The Corleone family sets up to take a picture, but Vito ultimately squashes it as his youngest son, who is at the moment the black sheep of the family, isn’t present. And of course this theme of Michael being “different” while also “his father’s son” will carry throughout the rest of the movie in many ways.

In this fact, these family dynamics, personalities, and temperaments would have massive consequences of the Corleone family, and when you think about it, the seeds for the ultimate destruction of the Corleone family have ultimately been laid well before the first frame of the movie, we just get to watch it play out.

And this is where we’ll stop for today. Next time we’ll go ahead and pick it up at the scene immediately after this one and we’ll just sort of keep with the running commentary intersected with the actual scene itself!

In Closing

As I’ve said, going forward, in addition to biographies, I’d love to continue incorporating movie and TV inspired content into this channel as a good way to mix things up from time to time.

As always, I really appreciate the support and (if you’re on YouTube) please let me know what you thought about this episode in the comments below.

Also, please mash that Subscription button on YouTube and hit the notification bell so you know when I’ve posted a new episode.

If you’re listening to the audio version of the episode, I’d appreciate it if you’d rate the show in order to help it grow. Although I’m not super active on other platforms, or follow us on Twitter or Facebook.

Until next time, gratzie!

Jacob Stoops, the host of The Gangland History Podcast

Jacob Stoops

Host of the Gangland History Podcast

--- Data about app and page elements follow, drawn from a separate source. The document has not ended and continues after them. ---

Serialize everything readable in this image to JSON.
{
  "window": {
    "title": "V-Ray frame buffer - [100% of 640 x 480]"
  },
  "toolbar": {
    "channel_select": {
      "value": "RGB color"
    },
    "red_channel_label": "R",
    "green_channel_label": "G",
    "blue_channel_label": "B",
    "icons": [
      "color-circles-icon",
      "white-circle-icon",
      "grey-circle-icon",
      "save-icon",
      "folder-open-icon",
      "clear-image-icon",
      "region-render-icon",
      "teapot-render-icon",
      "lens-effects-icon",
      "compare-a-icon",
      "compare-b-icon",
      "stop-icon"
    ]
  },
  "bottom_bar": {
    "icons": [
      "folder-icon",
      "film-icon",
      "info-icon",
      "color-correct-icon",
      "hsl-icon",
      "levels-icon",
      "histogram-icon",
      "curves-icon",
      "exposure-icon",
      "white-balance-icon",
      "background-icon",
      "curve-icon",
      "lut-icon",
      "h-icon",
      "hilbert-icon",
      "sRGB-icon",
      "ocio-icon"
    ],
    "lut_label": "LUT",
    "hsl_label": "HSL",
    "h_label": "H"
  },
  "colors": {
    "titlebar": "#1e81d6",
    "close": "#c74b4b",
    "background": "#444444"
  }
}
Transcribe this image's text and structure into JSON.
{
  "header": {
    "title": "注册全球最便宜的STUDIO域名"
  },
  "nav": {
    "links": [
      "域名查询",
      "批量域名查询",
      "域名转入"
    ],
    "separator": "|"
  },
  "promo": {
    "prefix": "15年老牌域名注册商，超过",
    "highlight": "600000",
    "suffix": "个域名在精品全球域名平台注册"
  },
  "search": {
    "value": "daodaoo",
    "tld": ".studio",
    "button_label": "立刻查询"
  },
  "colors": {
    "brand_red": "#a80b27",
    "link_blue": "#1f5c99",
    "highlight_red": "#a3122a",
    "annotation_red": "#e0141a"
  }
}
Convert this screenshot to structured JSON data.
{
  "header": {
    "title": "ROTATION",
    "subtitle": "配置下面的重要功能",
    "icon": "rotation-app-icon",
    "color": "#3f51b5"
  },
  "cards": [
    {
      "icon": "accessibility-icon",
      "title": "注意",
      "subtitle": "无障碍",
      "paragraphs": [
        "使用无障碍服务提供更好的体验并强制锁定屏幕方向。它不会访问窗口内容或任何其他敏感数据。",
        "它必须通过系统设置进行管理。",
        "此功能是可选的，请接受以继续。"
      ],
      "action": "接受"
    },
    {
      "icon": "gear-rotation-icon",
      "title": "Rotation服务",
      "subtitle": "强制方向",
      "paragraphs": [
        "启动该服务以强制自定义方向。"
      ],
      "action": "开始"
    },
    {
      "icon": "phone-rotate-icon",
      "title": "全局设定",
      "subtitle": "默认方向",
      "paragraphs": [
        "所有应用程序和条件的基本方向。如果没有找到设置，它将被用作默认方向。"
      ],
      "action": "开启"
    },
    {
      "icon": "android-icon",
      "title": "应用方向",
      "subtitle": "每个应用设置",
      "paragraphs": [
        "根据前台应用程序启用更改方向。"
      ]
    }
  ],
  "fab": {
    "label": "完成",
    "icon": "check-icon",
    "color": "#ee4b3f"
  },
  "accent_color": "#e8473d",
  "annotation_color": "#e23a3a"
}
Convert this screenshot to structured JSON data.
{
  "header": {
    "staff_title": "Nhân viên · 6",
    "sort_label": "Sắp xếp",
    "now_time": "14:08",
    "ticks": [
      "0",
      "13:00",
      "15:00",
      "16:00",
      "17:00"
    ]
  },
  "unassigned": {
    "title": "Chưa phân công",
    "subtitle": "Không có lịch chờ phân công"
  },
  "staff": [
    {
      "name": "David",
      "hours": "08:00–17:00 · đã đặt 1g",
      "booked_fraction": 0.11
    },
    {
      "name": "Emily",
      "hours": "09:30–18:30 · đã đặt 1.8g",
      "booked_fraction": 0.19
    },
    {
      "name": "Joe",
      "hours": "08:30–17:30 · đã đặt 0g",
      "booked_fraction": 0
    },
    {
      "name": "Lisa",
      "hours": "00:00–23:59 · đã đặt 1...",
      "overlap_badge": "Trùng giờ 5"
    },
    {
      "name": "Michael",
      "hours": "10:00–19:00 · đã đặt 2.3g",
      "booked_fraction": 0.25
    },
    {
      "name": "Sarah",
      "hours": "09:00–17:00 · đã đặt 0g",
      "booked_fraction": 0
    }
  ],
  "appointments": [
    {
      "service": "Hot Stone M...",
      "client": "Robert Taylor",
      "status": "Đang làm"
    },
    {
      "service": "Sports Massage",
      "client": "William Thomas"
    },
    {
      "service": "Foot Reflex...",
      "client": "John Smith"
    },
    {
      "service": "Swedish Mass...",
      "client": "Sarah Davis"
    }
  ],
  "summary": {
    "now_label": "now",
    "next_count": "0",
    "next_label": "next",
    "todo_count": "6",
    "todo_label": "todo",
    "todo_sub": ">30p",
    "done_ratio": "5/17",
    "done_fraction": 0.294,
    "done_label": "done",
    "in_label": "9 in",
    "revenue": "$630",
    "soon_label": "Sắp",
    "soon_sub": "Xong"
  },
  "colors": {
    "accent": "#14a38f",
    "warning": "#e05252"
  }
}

This podcast sits at the intersection of my life-long love for history, my love of mob movies, my now decades-long fascination with the Mafia, as well as my passion for content creation.